§ **EXERCISE INSTRUCTIONS**: Give back every record exactly.

[Start of section]

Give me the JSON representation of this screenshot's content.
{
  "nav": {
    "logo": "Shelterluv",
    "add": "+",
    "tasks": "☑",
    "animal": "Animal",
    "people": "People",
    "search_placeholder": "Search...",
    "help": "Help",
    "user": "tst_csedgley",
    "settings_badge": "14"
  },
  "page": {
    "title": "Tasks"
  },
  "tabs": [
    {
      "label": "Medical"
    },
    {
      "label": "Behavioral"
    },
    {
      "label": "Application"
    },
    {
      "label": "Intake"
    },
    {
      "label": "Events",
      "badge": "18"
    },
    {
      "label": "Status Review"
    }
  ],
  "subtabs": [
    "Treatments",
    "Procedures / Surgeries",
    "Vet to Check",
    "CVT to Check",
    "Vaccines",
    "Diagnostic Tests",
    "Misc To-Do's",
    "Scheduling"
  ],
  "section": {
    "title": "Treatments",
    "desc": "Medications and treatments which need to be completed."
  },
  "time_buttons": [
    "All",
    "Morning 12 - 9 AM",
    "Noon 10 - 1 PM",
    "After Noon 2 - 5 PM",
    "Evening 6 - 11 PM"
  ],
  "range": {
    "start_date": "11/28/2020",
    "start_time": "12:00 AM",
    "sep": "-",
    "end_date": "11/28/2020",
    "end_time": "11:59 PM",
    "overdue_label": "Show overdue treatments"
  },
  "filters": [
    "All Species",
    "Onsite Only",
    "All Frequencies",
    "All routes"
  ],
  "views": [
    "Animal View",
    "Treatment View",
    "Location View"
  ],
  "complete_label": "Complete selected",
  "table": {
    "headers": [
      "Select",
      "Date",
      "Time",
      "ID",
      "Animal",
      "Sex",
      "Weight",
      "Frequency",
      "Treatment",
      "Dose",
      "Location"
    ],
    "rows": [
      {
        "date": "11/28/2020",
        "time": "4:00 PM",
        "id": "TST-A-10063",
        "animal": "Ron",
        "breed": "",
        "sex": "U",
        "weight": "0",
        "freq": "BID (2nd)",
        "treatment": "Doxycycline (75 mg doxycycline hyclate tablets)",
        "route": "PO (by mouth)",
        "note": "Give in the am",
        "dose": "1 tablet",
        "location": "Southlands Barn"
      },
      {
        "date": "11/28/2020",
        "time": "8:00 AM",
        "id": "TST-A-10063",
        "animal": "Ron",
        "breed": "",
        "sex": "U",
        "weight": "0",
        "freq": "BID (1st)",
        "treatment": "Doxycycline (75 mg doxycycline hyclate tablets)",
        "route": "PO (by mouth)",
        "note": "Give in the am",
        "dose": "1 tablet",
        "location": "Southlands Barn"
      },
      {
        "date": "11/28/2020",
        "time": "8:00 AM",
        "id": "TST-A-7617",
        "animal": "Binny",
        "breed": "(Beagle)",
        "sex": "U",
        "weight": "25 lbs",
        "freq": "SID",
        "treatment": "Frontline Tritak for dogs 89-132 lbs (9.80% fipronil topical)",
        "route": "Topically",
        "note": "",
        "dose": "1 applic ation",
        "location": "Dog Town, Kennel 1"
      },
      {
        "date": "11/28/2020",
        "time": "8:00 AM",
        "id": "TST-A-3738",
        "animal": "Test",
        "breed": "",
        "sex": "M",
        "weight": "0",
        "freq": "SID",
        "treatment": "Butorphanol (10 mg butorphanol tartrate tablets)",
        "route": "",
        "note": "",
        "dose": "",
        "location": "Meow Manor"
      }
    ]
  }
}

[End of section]

§ **EXERCISE SOLUTION**:
Give me the JSON representation of this screenshot's content.
{
  "nav": {
    "logo": "Shelterluv",
    "add": "+",
    "tasks": "☑",
    "animal": "Animal",
    "people": "People",
    "search_placeholder": "Search...",
    "help": "Help",
    "user": "tst_csedgley",
    "settings_badge": "14"
  },
  "page": {
    "title": "Tasks"
  },
  "tabs": [
    {
      "label": "Medical"
    },
    {
      "label": "Behavioral"
    },
    {
      "label": "Application"
    },
    {
      "label": "Intake"
    },
    {
      "label": "Events",
      "badge": "18"
    },
    {
      "label": "Status Review"
    }
  ],
  "subtabs": [
    "Treatments",
    "Procedures / Surgeries",
    "Vet to Check",
    "CVT to Check",
    "Vaccines",
    "Diagnostic Tests",
    "Misc To-Do's",
    "Scheduling"
  ],
  "section": {
    "title": "Treatments",
    "desc": "Medications and treatments which need to be completed."
  },
  "time_buttons": [
    "All",
    "Morning 12 - 9 AM",
    "Noon 10 - 1 PM",
    "After Noon 2 - 5 PM",
    "Evening 6 - 11 PM"
  ],
  "range": {
    "start_date": "11/28/2020",
    "start_time": "12:00 AM",
    "sep": "-",
    "end_date": "11/28/2020",
    "end_time": "11:59 PM",
    "overdue_label": "Show overdue treatments"
  },
  "filters": [
    "All Species",
    "Onsite Only",
    "All Frequencies",
    "All routes"
  ],
  "views": [
    "Animal View",
    "Treatment View",
    "Location View"
  ],
  "complete_label": "Complete selected",
  "table": {
    "headers": [
      "Select",
      "Date",
      "Time",
      "ID",
      "Animal",
      "Sex",
      "Weight",
      "Frequency",
      "Treatment",
      "Dose",
      "Location"
    ],
    "rows": [
      {
        "date": "11/28/2020",
        "time": "4:00 PM",
        "id": "TST-A-10063",
        "animal": "Ron",
        "breed": "",
        "sex": "U",
        "weight": "0",
        "freq": "BID (2nd)",
        "treatment": "Doxycycline (75 mg doxycycline hyclate tablets)",
        "route": "PO (by mouth)",
        "note": "Give in the am",
        "dose": "1 tablet",
        "location": "Southlands Barn"
      },
      {
        "date": "11/28/2020",
        "time": "8:00 AM",
        "id": "TST-A-10063",
        "animal": "Ron",
        "breed": "",
        "sex": "U",
        "weight": "0",
        "freq": "BID (1st)",
        "treatment": "Doxycycline (75 mg doxycycline hyclate tablets)",
        "route": "PO (by mouth)",
        "note": "Give in the am",
        "dose": "1 tablet",
        "location": "Southlands Barn"
      },
      {
        "date": "11/28/2020",
        "time": "8:00 AM",
        "id": "TST-A-7617",
        "animal": "Binny",
        "breed": "(Beagle)",
        "sex": "U",
        "weight": "25 lbs",
        "freq": "SID",
        "treatment": "Frontline Tritak for dogs 89-132 lbs (9.80% fipronil topical)",
        "route": "Topically",
        "note": "",
        "dose": "1 applic ation",
        "location": "Dog Town, Kennel 1"
      },
      {
        "date": "11/28/2020",
        "time": "8:00 AM",
        "id": "TST-A-3738",
        "animal": "Test",
        "breed": "",
        "sex": "M",
        "weight": "0",
        "freq": "SID",
        "treatment": "Butorphanol (10 mg butorphanol tartrate tablets)",
        "route": "",
        "note": "",
        "dose": "",
        "location": "Meow Manor"
      }
    ]
  }
}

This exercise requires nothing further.